Your objective — Within the records below, how many lines hold the word "Friendly"? Only the number should be returned.

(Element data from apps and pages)
━━━━━━
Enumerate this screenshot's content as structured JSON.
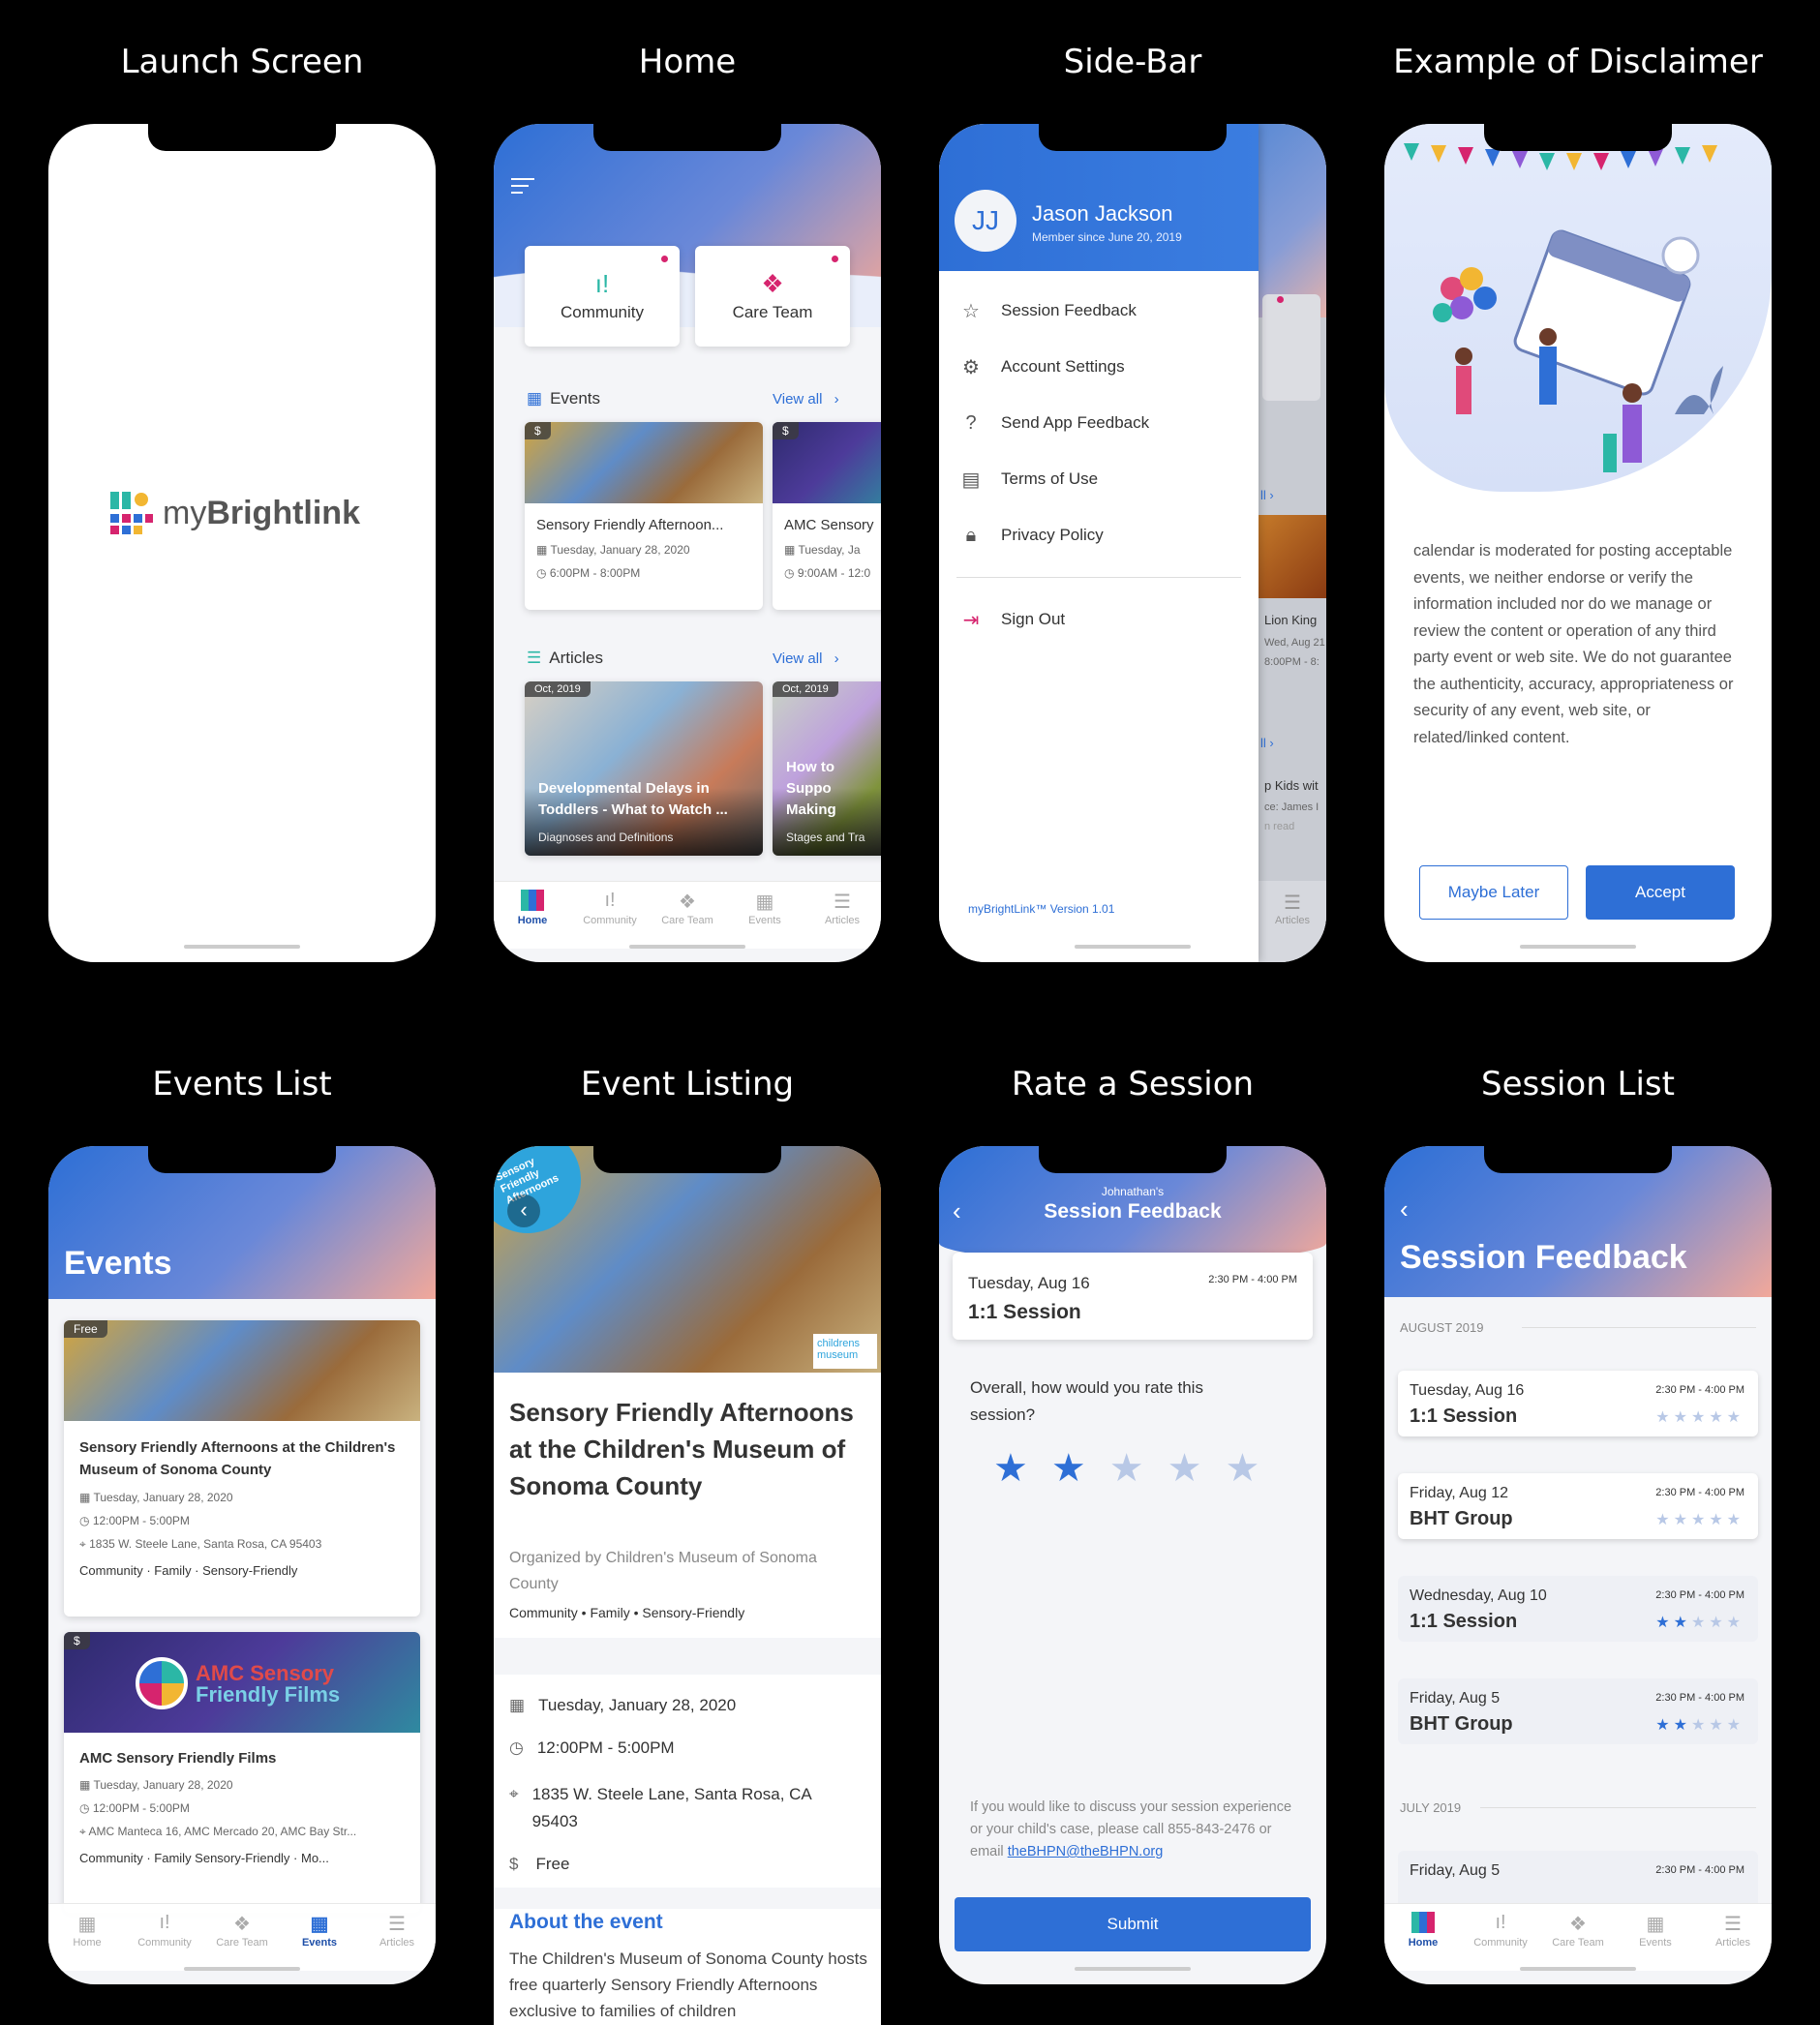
{
  "titles": [
    "Launch Screen",
    "Home",
    "Side-Bar",
    "Example of Disclaimer",
    "Events List",
    "Event Listing",
    "Rate a Session",
    "Session List"
  ],
  "brand": {
    "name_prefix": "my",
    "name_bold": "Brightlink"
  },
  "home": {
    "community": "Community",
    "care_team": "Care Team",
    "events_title": "Events",
    "articles_title": "Articles",
    "view_all": "View all",
    "event1": {
      "price": "$",
      "title": "Sensory Friendly Afternoon...",
      "date": "Tuesday, January 28, 2020",
      "time": "6:00PM - 8:00PM"
    },
    "event2": {
      "price": "$",
      "title": "AMC Sensory",
      "date": "Tuesday, Ja",
      "time": "9:00AM - 12:0"
    },
    "article1": {
      "date": "Oct, 2019",
      "title": "Developmental Delays in Toddlers - What to Watch ...",
      "sub": "Diagnoses and Definitions"
    },
    "article2": {
      "date": "Oct, 2019",
      "title": "How to Suppo Making",
      "sub": "Stages and Tra"
    },
    "tabs": [
      "Home",
      "Community",
      "Care Team",
      "Events",
      "Articles"
    ]
  },
  "sidebar": {
    "initials": "JJ",
    "name": "Jason Jackson",
    "since": "Member since June 20, 2019",
    "items": [
      "Session Feedback",
      "Account Settings",
      "Send App Feedback",
      "Terms of Use",
      "Privacy Policy"
    ],
    "signout": "Sign Out",
    "version": "myBrightLink™ Version 1.01",
    "behind": {
      "view_all": "ll",
      "event": "Lion King",
      "date": "Wed, Aug 21",
      "time": "8:00PM - 8:",
      "article": "p Kids wit",
      "author": "ce: James I",
      "read": "n read",
      "tab": "Articles"
    }
  },
  "disclaimer": {
    "text": "calendar is moderated for posting acceptable events, we neither endorse or verify the information included nor do we manage or review the content or operation of any third party event or web site. We do not guarantee the authenticity, accuracy, appropriateness or security of any event, web site, or related/linked content.",
    "later": "Maybe Later",
    "accept": "Accept"
  },
  "events_list": {
    "title": "Events",
    "e1": {
      "price": "Free",
      "title": "Sensory Friendly Afternoons at the Children's Museum of Sonoma County",
      "date": "Tuesday, January 28, 2020",
      "time": "12:00PM - 5:00PM",
      "addr": "1835 W. Steele Lane, Santa Rosa, CA 95403",
      "tags": "Community · Family · Sensory-Friendly"
    },
    "e2": {
      "price": "$",
      "banner1": "AMC Sensory",
      "banner2": "Friendly Films",
      "title": "AMC Sensory Friendly Films",
      "date": "Tuesday, January 28, 2020",
      "time": "12:00PM - 5:00PM",
      "addr": "AMC Manteca 16, AMC Mercado 20, AMC Bay Str...",
      "tags": "Community · Family  Sensory-Friendly · Mo..."
    },
    "tabs": [
      "Home",
      "Community",
      "Care Team",
      "Events",
      "Articles"
    ]
  },
  "event_listing": {
    "badge": "Sensory Friendly Afternoons",
    "title": "Sensory Friendly Afternoons at the Children's Museum of Sonoma County",
    "org": "Organized by Children's Museum of Sonoma County",
    "tags": "Community • Family • Sensory-Friendly",
    "date": "Tuesday, January 28, 2020",
    "time": "12:00PM - 5:00PM",
    "addr": "1835 W. Steele Lane, Santa Rosa, CA 95403",
    "price": "Free",
    "about_title": "About the event",
    "about": "The Children's Museum of Sonoma County hosts free quarterly Sensory Friendly Afternoons exclusive to families of children",
    "logo": "childrens museum"
  },
  "rate": {
    "sub": "Johnathan's",
    "title": "Session Feedback",
    "day": "Tuesday, Aug 16",
    "time": "2:30 PM - 4:00 PM",
    "name": "1:1 Session",
    "question": "Overall, how would you rate this session?",
    "rating": 2,
    "contact": "If you would like to discuss your session experience or your child's case, please call 855-843-2476 or email ",
    "email": "theBHPN@theBHPN.org",
    "submit": "Submit"
  },
  "session_list": {
    "title": "Session Feedback",
    "month1": "AUGUST 2019",
    "month2": "JULY 2019",
    "sessions": [
      {
        "day": "Tuesday, Aug 16",
        "time": "2:30 PM - 4:00 PM",
        "name": "1:1 Session",
        "rating": 0
      },
      {
        "day": "Friday, Aug 12",
        "time": "2:30 PM - 4:00 PM",
        "name": "BHT Group",
        "rating": 0
      },
      {
        "day": "Wednesday, Aug 10",
        "time": "2:30 PM - 4:00 PM",
        "name": "1:1 Session",
        "rating": 2
      },
      {
        "day": "Friday, Aug 5",
        "time": "2:30 PM - 4:00 PM",
        "name": "BHT Group",
        "rating": 2
      },
      {
        "day": "Friday, Aug 5",
        "time": "2:30 PM - 4:00 PM",
        "name": "",
        "rating": 0
      }
    ],
    "tabs": [
      "Home",
      "Community",
      "Care Team",
      "Events",
      "Articles"
    ]
  },
  "colors": {
    "primary": "#2e6fd6",
    "accent_pink": "#d6246e",
    "star_filled": "#2e6fd6",
    "star_empty": "#b8c8e6"
  }
}
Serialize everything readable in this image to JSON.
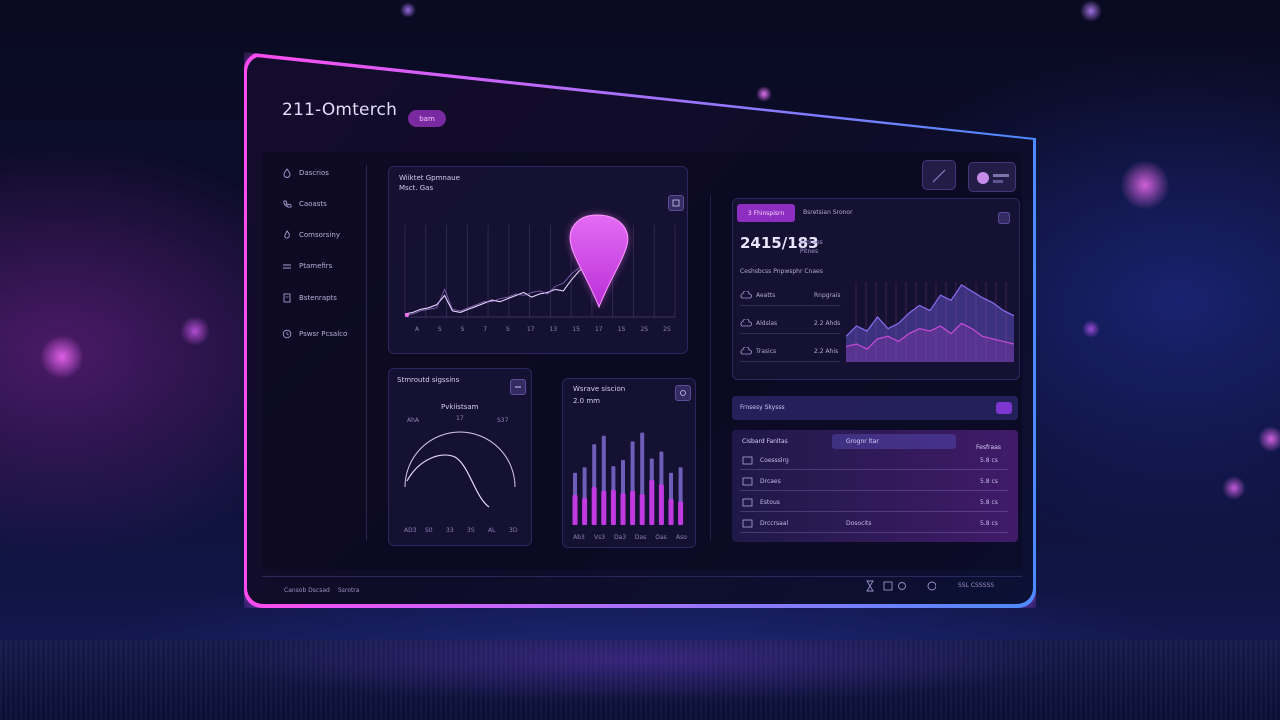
{
  "app": {
    "title": "211-Omterch",
    "badge": "bam"
  },
  "sidebar": {
    "items": [
      {
        "label": "Dascrios",
        "icon": "droplet-icon"
      },
      {
        "label": "Caoasts",
        "icon": "phone-icon"
      },
      {
        "label": "Comsorsiny",
        "icon": "flame-icon"
      },
      {
        "label": "Ptamefirs",
        "icon": "list-icon"
      },
      {
        "label": "Bstenrapts",
        "icon": "document-icon"
      },
      {
        "label": "Pswsr Pcsalco",
        "icon": "clock-icon"
      }
    ]
  },
  "main_chart": {
    "title": "Wiiktet Gpmnaue",
    "subtitle": "Msct. Gas",
    "marker_icon": "location-pin-icon",
    "x_ticks": [
      "A",
      "S",
      "S",
      "7",
      "S",
      "17",
      "13",
      "15",
      "17",
      "1S",
      "2S",
      "2S"
    ]
  },
  "gauge_card": {
    "title": "Stmroutd sigssins",
    "label": "Pvkiistsam",
    "value": "17",
    "left_label": "AhA",
    "right_label": "S37",
    "ticks": [
      "AD3",
      "S0",
      "33",
      "3S",
      "AL",
      "3D"
    ]
  },
  "bars_card": {
    "title": "Wsrave siscion",
    "value": "2.0 mm",
    "ticks": [
      "Ab3",
      "Vs3",
      "Da3",
      "Das",
      "Oas",
      "Aso"
    ]
  },
  "stats_panel": {
    "tabs": [
      {
        "label": "3 Fhinspisrn",
        "active": true
      },
      {
        "label": "Bsretsian Sronor",
        "active": false
      }
    ],
    "big_value": "2415/183",
    "big_sub": [
      "Sroraes",
      "Pitnes"
    ],
    "caption": "Ceshsbcss Pnpwsphr Cnaes",
    "rows": [
      {
        "label": "Aeatts",
        "value": "Rnpgrais",
        "icon": "cloud-icon"
      },
      {
        "label": "Aldslas",
        "value": "2.2 Ahds",
        "icon": "cloud-icon"
      },
      {
        "label": "Trasics",
        "value": "2.2 Ahis",
        "icon": "cloud-icon"
      }
    ]
  },
  "table_section": {
    "title": "Frnsesy Skysss",
    "headers": [
      "Cisbard Fanltas",
      "Grognr ltar",
      "Fesfraas"
    ],
    "rows": [
      {
        "name": "Coessslrg",
        "mid": "",
        "value": "5.8 cs",
        "icon": "list-icon"
      },
      {
        "name": "Drcaes",
        "mid": "",
        "value": "5.8 cs",
        "icon": "chat-icon"
      },
      {
        "name": "Estous",
        "mid": "",
        "value": "5.8 cs",
        "icon": "document-icon"
      },
      {
        "name": "Drccrsaal",
        "mid": "Dosocits",
        "value": "5.8 cs",
        "icon": "document-icon"
      }
    ]
  },
  "footer": {
    "left": "Cansob Dscsad",
    "left_sub": "Ssrotra",
    "right": "SSL CSSSSS"
  },
  "colors": {
    "accent_magenta": "#ff4cf0",
    "accent_purple": "#8d2ec0",
    "accent_blue": "#4c8bff",
    "panel_bg": "#140c2c"
  },
  "chart_data": [
    {
      "type": "line",
      "title": "Wiiktet Gpmnaue",
      "x": [
        1,
        2,
        3,
        4,
        5,
        6,
        7,
        8,
        9,
        10,
        11,
        12,
        13,
        14,
        15,
        16,
        17,
        18,
        19,
        20,
        21,
        22,
        23,
        24
      ],
      "series": [
        {
          "values": [
            2,
            3,
            5,
            6,
            8,
            14,
            4,
            3,
            5,
            7,
            9,
            11,
            10,
            12,
            14,
            16,
            13,
            15,
            16,
            18,
            17,
            24,
            30,
            34
          ]
        },
        {
          "values": [
            1,
            2,
            4,
            5,
            6,
            18,
            5,
            4,
            6,
            8,
            10,
            10,
            12,
            13,
            15,
            14,
            16,
            17,
            15,
            20,
            22,
            28,
            32,
            36
          ]
        }
      ],
      "ylim": [
        0,
        60
      ]
    },
    {
      "type": "area",
      "title": "",
      "series": [
        {
          "values": [
            20,
            28,
            24,
            35,
            26,
            30,
            38,
            44,
            40,
            52,
            48,
            60,
            55,
            50,
            46,
            40,
            36
          ]
        },
        {
          "values": [
            12,
            14,
            10,
            18,
            20,
            16,
            22,
            26,
            24,
            28,
            22,
            30,
            26,
            20,
            18,
            16,
            14
          ]
        }
      ],
      "ylim": [
        0,
        70
      ]
    },
    {
      "type": "bar",
      "title": "Wsrave siscion",
      "categories": [
        "Ab3",
        "Vs3",
        "Da3",
        "Das",
        "Oas",
        "Aso"
      ],
      "series": [
        {
          "values": [
            55,
            85,
            62,
            88,
            70,
            55
          ]
        },
        {
          "values": [
            30,
            38,
            35,
            34,
            45,
            26
          ]
        }
      ],
      "ylim": [
        0,
        100
      ]
    }
  ]
}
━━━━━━
Answer area — 10